Required work =>
Output the data unchanged and complete, minus the images.

Available records =>
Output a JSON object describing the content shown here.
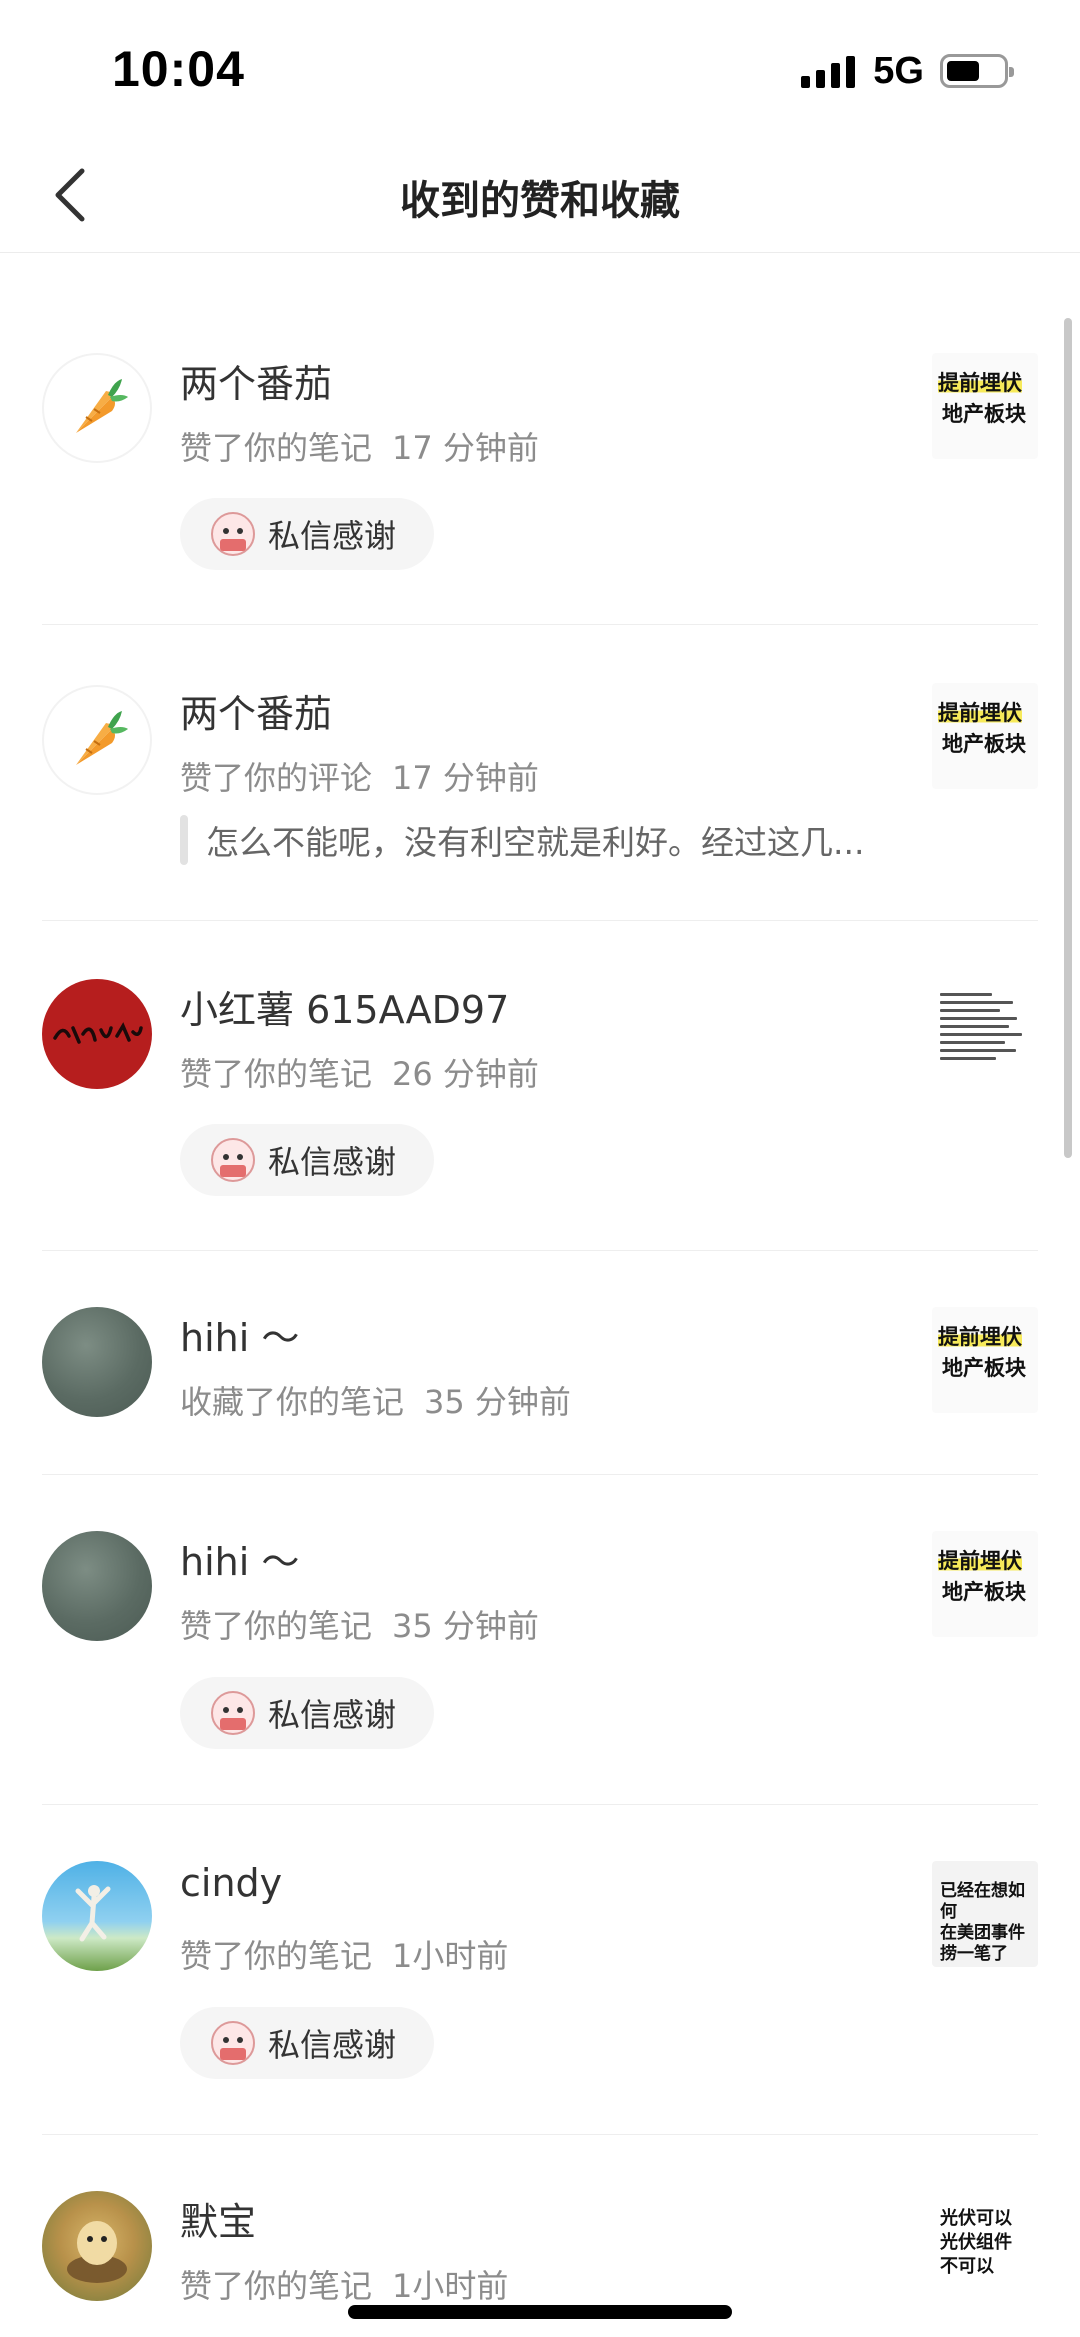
{
  "status_bar": {
    "time": "10:04",
    "network": "5G"
  },
  "header": {
    "title": "收到的赞和收藏"
  },
  "thank_label": "私信感谢",
  "items": [
    {
      "nick": "两个番茄",
      "action": "赞了你的笔记",
      "time": "17 分钟前",
      "avatar": "carrot-icon",
      "thumb_line1": "提前埋伏",
      "thumb_line2": "地产板块"
    },
    {
      "nick": "两个番茄",
      "action": "赞了你的评论",
      "time": "17 分钟前",
      "avatar": "carrot-icon",
      "quote": "怎么不能呢，没有利空就是利好。经过这几...",
      "thumb_line1": "提前埋伏",
      "thumb_line2": "地产板块"
    },
    {
      "nick": "小红薯 615AAD97",
      "action": "赞了你的笔记",
      "time": "26 分钟前",
      "avatar": "calligraphy-avatar"
    },
    {
      "nick": "hihi ～",
      "action": "收藏了你的笔记",
      "time": "35 分钟前",
      "avatar": "water-avatar",
      "thumb_line1": "提前埋伏",
      "thumb_line2": "地产板块"
    },
    {
      "nick": "hihi ～",
      "action": "赞了你的笔记",
      "time": "35 分钟前",
      "avatar": "water-avatar",
      "thumb_line1": "提前埋伏",
      "thumb_line2": "地产板块"
    },
    {
      "nick": "cindy",
      "action": "赞了你的笔记",
      "time": "1小时前",
      "avatar": "sky-avatar",
      "thumb_text": "已经在想如何\n在美团事件\n捞一笔了"
    },
    {
      "nick": "默宝",
      "action": "赞了你的笔记",
      "time": "1小时前",
      "avatar": "hamster-avatar",
      "thumb_text": "光伏可以\n光伏组件\n不可以"
    }
  ]
}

Exercise output =>
Output a JSON object describing the content shown here.
{
  "status_bar": {
    "time": "10:04",
    "network": "5G"
  },
  "header": {
    "title": "收到的赞和收藏"
  },
  "thank_label": "私信感谢",
  "items": [
    {
      "nick": "两个番茄",
      "action": "赞了你的笔记",
      "time": "17 分钟前",
      "avatar": "carrot-icon",
      "thumb_line1": "提前埋伏",
      "thumb_line2": "地产板块"
    },
    {
      "nick": "两个番茄",
      "action": "赞了你的评论",
      "time": "17 分钟前",
      "avatar": "carrot-icon",
      "quote": "怎么不能呢，没有利空就是利好。经过这几...",
      "thumb_line1": "提前埋伏",
      "thumb_line2": "地产板块"
    },
    {
      "nick": "小红薯 615AAD97",
      "action": "赞了你的笔记",
      "time": "26 分钟前",
      "avatar": "calligraphy-avatar"
    },
    {
      "nick": "hihi ～",
      "action": "收藏了你的笔记",
      "time": "35 分钟前",
      "avatar": "water-avatar",
      "thumb_line1": "提前埋伏",
      "thumb_line2": "地产板块"
    },
    {
      "nick": "hihi ～",
      "action": "赞了你的笔记",
      "time": "35 分钟前",
      "avatar": "water-avatar",
      "thumb_line1": "提前埋伏",
      "thumb_line2": "地产板块"
    },
    {
      "nick": "cindy",
      "action": "赞了你的笔记",
      "time": "1小时前",
      "avatar": "sky-avatar",
      "thumb_text": "已经在想如何\n在美团事件\n捞一笔了"
    },
    {
      "nick": "默宝",
      "action": "赞了你的笔记",
      "time": "1小时前",
      "avatar": "hamster-avatar",
      "thumb_text": "光伏可以\n光伏组件\n不可以"
    }
  ]
}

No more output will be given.